Is it the prestige? Meh. I'd like to think I'm over that. While I certainly admire people with PhD's and other academic achievements, I'm starting to really admire people who pursue a creative life outside the constructs of academia. Is school just a nice security blanket? Something I know I'm good at and therefore a kind of permanent "back-up plan" in case I [lose my job/hate my job/have to move/get bored/decide to have a kid/fill in the blank]? I think that's a part of it. It's also a bit of the "grass is always greener" syndrome, in which I become convinced that some other reality may be better than my version of the present - a habit of mind that I continuously strive to break.
Speaking of habit... I think that's actually a huge part of this. I'm in the habit of going to school, of focusing on school-related goals, which come in conveniently structured semester-long, year-long, and program-long packages. I'm in the habit of constructing my identity around being a student. I like the built-in community of like-minded folks. I really like the winter and summer break lifestyle. I like it when someone who knows more than me tells me the best books to read and how to focus my often-scattered attention. Most of all, I like a concrete framework upon which to overlay my dreaminess, where I can hang my big ideas like miraculous plants that need only passionate philosophical discussion and a consistent infusion of beer to grow.
But you know what else I like lately? A paycheck. A job that focuses that dreaminess and forces me into action, into applying my skills and challenging myself to really implement my ideas. I like the time I have to write about whatever I want and to (gasp!) watch a little bad TV. More and more, I envision a future in which the same creative energy and sense of community that I feel in school are cultivated in other ways. And more and more, I'm living it.

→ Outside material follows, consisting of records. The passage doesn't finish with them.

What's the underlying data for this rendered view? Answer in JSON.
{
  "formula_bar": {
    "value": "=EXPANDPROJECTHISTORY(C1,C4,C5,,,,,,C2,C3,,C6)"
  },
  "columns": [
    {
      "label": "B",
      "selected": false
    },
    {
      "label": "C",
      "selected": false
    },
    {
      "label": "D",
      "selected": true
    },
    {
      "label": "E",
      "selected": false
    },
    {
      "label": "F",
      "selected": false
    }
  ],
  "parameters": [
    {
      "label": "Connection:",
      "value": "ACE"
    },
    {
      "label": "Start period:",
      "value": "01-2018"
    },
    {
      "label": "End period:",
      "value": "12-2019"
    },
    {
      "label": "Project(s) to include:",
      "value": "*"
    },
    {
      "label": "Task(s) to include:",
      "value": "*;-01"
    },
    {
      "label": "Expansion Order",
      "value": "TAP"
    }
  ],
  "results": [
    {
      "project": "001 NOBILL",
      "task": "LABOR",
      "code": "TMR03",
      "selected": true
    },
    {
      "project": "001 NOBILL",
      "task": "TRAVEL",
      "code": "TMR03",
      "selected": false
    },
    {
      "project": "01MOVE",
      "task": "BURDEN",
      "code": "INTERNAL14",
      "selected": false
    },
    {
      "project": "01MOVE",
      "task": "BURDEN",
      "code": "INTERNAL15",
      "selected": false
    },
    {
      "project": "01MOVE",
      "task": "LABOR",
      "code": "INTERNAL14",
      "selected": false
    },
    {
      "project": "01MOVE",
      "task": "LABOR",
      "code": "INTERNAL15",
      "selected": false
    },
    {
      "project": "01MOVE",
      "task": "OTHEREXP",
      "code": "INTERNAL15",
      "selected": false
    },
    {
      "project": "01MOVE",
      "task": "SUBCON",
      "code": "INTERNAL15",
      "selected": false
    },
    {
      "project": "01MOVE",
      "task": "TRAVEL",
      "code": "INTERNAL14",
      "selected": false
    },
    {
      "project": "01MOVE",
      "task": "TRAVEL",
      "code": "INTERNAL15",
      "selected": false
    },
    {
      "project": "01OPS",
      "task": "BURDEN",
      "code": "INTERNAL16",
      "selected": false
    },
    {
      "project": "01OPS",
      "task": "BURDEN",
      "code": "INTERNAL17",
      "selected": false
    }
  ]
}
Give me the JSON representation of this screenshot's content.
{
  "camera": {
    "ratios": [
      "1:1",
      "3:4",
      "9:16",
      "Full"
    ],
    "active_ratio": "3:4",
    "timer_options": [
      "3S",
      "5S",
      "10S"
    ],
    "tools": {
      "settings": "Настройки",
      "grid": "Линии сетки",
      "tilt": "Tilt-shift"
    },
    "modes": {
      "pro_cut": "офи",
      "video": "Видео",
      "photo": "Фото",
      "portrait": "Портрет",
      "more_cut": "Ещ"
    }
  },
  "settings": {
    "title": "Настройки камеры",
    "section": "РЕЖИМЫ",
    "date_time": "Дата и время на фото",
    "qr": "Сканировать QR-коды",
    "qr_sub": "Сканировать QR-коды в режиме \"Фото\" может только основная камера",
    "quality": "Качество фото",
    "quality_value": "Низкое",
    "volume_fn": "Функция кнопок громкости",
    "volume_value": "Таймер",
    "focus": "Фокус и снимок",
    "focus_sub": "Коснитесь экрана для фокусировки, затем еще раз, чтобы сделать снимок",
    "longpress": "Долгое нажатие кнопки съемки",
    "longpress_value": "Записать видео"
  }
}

|A friend sent this to me, because it's totally me. Thanks, Joanna! Image credit: xkcd.com.|